(Component data from apps and pages)
▼▼▼
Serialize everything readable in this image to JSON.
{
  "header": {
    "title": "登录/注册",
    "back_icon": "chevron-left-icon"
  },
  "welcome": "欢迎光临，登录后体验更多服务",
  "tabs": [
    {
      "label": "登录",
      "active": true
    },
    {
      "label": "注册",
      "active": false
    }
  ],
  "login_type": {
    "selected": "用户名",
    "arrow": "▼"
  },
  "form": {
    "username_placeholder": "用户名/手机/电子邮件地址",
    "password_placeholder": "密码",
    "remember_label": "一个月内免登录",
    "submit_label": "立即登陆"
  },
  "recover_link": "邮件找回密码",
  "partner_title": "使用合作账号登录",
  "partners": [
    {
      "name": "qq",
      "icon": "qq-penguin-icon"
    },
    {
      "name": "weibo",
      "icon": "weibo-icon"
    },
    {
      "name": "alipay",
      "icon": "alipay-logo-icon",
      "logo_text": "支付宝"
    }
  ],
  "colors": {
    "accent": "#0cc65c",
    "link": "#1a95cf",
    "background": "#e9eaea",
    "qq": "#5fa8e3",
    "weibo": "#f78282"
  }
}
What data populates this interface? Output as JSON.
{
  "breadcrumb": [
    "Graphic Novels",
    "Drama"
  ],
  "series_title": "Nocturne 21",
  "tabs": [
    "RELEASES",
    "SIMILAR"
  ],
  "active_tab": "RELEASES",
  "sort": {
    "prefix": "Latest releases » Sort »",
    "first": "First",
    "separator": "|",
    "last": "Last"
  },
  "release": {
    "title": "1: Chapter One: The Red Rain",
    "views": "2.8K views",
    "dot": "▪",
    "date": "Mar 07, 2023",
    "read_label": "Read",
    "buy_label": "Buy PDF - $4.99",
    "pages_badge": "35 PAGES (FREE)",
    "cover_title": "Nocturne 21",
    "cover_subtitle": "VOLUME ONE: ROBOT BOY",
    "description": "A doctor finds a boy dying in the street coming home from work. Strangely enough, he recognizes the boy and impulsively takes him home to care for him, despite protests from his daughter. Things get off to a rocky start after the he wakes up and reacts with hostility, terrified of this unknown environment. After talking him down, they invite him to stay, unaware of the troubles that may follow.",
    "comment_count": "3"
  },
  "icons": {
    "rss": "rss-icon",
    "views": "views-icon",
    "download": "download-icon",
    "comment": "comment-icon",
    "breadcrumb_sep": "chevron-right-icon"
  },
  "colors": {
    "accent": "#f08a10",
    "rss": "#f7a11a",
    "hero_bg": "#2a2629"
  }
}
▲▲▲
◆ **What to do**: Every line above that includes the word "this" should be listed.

◆ **Response area**:
Serialize everything readable in this image to JSON.
What data populates this interface? Output as JSON.
    "description": "A doctor finds a boy dying in the street coming home from work. Strangely enough, he recognizes the boy and impulsively takes him home to care for him, despite protests from his daughter. Things get off to a rocky start after the he wakes up and reacts with hostility, terrified of this unknown environment. After talking him down, they invite him to stay, unaware of the troubles that may follow.",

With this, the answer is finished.